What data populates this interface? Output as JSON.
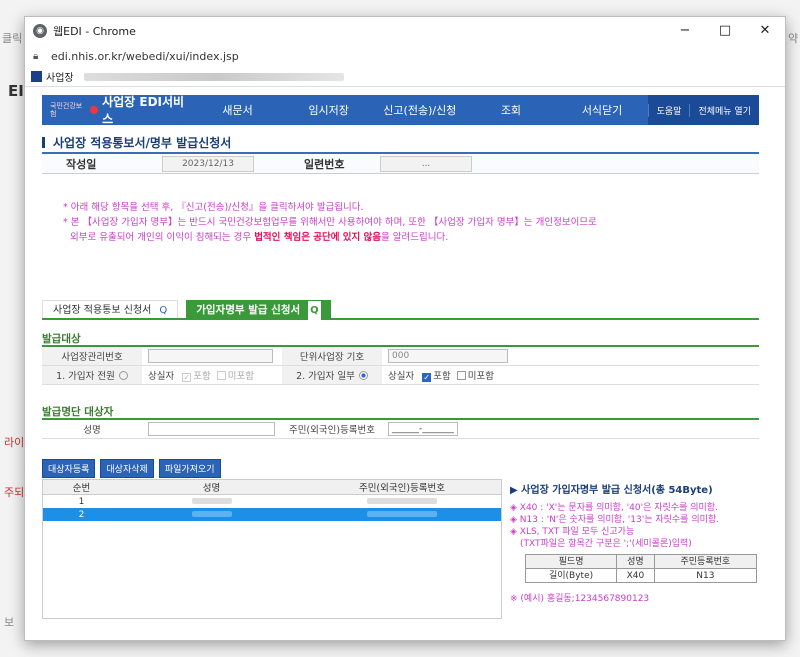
{
  "background": {
    "left_edge": "클릭",
    "left_side_1": "EI",
    "left_side_2": "라이",
    "left_side_3": "주되",
    "left_side_4": "보",
    "right_edge": "약"
  },
  "browser": {
    "title": "웹EDI - Chrome",
    "url": "edi.nhis.or.kr/webedi/xui/index.jsp",
    "tab_title": "사업장",
    "min": "−",
    "max": "□",
    "close": "✕"
  },
  "nav": {
    "logo_mark": "국민건강보험",
    "logo_text": "사업장 EDI서비스",
    "items": [
      "새문서",
      "임시저장",
      "신고(전송)/신청",
      "조회",
      "서식닫기"
    ],
    "help": "도움말",
    "menu_open": "전체메뉴 열기"
  },
  "page_title": "사업장 적용통보서/명부 발급신청서",
  "info": {
    "date_label": "작성일",
    "date_value": "2023/12/13",
    "serial_label": "일련번호",
    "serial_value": "..."
  },
  "notes": {
    "line1": "* 아래 해당 항목을 선택 후, 『신고(전송)/신청』을 클릭하셔야 발급됩니다.",
    "line2": "* 본 【사업장 가입자 명부】는 반드시 국민건강보험업무를 위해서만 사용하여야 하며, 또한 【사업장 가입자 명부】는 개인정보이므로",
    "line3_a": "외부로 유출되어 개인의 이익이 침해되는 경우 ",
    "line3_b": "법적인 책임은 공단에 있지 않음",
    "line3_c": "을 알려드립니다."
  },
  "tabs": {
    "tab1": "사업장 적용통보 신청서",
    "tab2": "가입자명부 발급 신청서",
    "search_icon": "Q"
  },
  "target": {
    "section": "발급대상",
    "mgmt_no_label": "사업장관리번호",
    "unit_label": "단위사업장 기호",
    "unit_value": "000",
    "all_label": "1. 가입자 전원",
    "partial_label": "2. 가입자 일부",
    "lost_label": "상실자",
    "include": "포함",
    "exclude": "미포함"
  },
  "person": {
    "section": "발급명단 대상자",
    "name_label": "성명",
    "rrn_label": "주민(외국인)등록번호",
    "rrn_value": "______-_______"
  },
  "buttons": [
    "대상자등록",
    "대상자삭제",
    "파일가져오기"
  ],
  "grid": {
    "headers": [
      "순번",
      "성명",
      "주민(외국인)등록번호"
    ],
    "rows": [
      {
        "no": "1"
      },
      {
        "no": "2"
      }
    ]
  },
  "format": {
    "title": "▶ 사업장 가입자명부 발급 신청서(총 54Byte)",
    "line1": "◈ X40 : 'X'는 문자를 의미함, '40'은 자릿수를 의미함.",
    "line2": "◈ N13 : 'N'은 숫자를 의미함, '13'는 자릿수를 의미함.",
    "line3": "◈ XLS, TXT 파일 모두 신고가능",
    "line4": "(TXT파일은 항목간 구분은 ';'(세미콜론)입력)",
    "table_headers": [
      "필드명",
      "성명",
      "주민등록번호"
    ],
    "table_row": [
      "길이(Byte)",
      "X40",
      "N13"
    ],
    "example": "※ (예시) 홍길동;1234567890123"
  },
  "colors": {
    "nav": "#2b64b7",
    "green": "#3a9a3a",
    "pink": "#c83ec8",
    "selected": "#1e8fe6"
  }
}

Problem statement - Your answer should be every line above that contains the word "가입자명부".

Response to the exercise -
    "tab2": "가입자명부 발급 신청서",
    "title": "▶ 사업장 가입자명부 발급 신청서(총 54Byte)",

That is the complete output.